Sen. Nevers (D-Bogalusa) and Rep. Ted James (D-Baton Rouge) both introduced bills this legislative session to restrict interest on pay day loans to 36 % yearly. Which will nevertheless seem high, in contrast to prices for charge cards, home loan, car and student education loans, however it could be a massive enhancement.

The bills additionally prohibit loan providers from rolling within the loans, need poor loans to be voided and set standards that are strict just exactly how loans can be found.

As well as Sen. Nevers and Rep. James, Sens. Robert Adley (R-Benton) and Sharon Weston Broome (D-Baton Rouge) and Reps. Tuesday Greg Miller (R-Norco), Vincent Pierre (D-Lafayette), Patrick Connick (R-Jefferson) and Marcus Hunter (D-Monroe) attended the rally.

Sen. Adley discussed fundamental fairness. “Scripture does tell us something about usury,” he said. “now i am maybe maybe not stating that it should be zero . I will be saying he said that it ought to be fair.

The teams advocating tougher limitations in the loans represent a coalition that is broad-based like the budget task, AARP Louisiana, the Louisiana Conference of Catholic Bishops, the United means of Southeast Louisiana, Habitat for Humanity and more than 200 spiritual congregations and civic businesses which can be section of Together Louisiana.

Payday advances are a major problem here. Louisiana has more residents working jobs that are low-wage with limited usage of banking institutions compared to the country all together, according to a study by United method of SELA. Louisianians are more inclined to be uninsured much less expected to have savings than many other Us citizens, in accordance with the report.
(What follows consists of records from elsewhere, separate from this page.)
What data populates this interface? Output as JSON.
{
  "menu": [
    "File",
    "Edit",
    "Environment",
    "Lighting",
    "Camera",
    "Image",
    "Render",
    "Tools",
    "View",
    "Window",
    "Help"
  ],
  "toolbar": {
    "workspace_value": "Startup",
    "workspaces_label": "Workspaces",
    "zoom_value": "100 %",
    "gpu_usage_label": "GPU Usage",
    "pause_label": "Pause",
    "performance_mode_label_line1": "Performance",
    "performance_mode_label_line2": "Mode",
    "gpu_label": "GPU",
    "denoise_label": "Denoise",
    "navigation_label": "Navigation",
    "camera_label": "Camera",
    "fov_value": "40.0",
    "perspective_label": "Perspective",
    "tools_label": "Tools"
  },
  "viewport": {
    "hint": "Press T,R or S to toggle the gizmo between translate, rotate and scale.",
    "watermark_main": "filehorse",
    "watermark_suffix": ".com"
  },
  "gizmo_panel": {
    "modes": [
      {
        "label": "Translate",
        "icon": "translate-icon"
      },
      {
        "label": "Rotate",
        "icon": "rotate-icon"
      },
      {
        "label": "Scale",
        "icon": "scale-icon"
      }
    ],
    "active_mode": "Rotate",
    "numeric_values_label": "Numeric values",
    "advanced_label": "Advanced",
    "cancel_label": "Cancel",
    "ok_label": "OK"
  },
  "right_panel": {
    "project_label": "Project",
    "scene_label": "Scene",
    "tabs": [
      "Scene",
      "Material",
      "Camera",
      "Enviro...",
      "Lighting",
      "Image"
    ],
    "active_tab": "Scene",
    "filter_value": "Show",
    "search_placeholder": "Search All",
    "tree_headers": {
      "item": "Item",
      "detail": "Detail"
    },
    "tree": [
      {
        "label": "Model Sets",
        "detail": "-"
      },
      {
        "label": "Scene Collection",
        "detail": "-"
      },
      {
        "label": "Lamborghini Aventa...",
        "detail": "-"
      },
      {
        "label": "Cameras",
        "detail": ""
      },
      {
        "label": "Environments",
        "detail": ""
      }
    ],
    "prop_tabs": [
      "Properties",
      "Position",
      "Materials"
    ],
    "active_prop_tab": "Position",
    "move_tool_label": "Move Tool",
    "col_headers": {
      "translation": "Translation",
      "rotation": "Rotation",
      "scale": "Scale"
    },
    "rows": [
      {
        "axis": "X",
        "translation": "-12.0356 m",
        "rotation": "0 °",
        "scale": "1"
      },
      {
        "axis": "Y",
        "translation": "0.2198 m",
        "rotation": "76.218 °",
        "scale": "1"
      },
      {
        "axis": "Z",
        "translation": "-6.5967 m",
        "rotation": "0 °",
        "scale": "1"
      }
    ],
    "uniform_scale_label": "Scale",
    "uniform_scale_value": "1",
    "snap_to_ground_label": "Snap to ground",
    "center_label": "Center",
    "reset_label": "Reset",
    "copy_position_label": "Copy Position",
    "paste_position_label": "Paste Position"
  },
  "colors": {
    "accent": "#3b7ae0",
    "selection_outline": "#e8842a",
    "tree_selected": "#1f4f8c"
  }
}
Excessive and unaffordable loan costs make families a lot more economically unstable.

The legislation provided by Sen. Nevers and Rep. James would help in keeping residents from being caught for the reason that cycle. The buyer defenses they’ve been proposing are reasonable — and demonstrably required.

“We made a decision to just take with this issue of predatory payday lending due to the fact discomfort for the tales for the families inside our congregations and communities could not any longer be ignored,” the Rev. Errol Domingue said Tuesday. https://onlineloanslouisiana.net sign in “We believe it is the work of religious congregations, and all sorts of the organizations of civil culture, to do this whenever action is demanded, particularly when it has to do with minimal of these among us.”

One particular organizations could be the Louisiana Legislature, which includes the capacity to fix this injustice — and may get it done.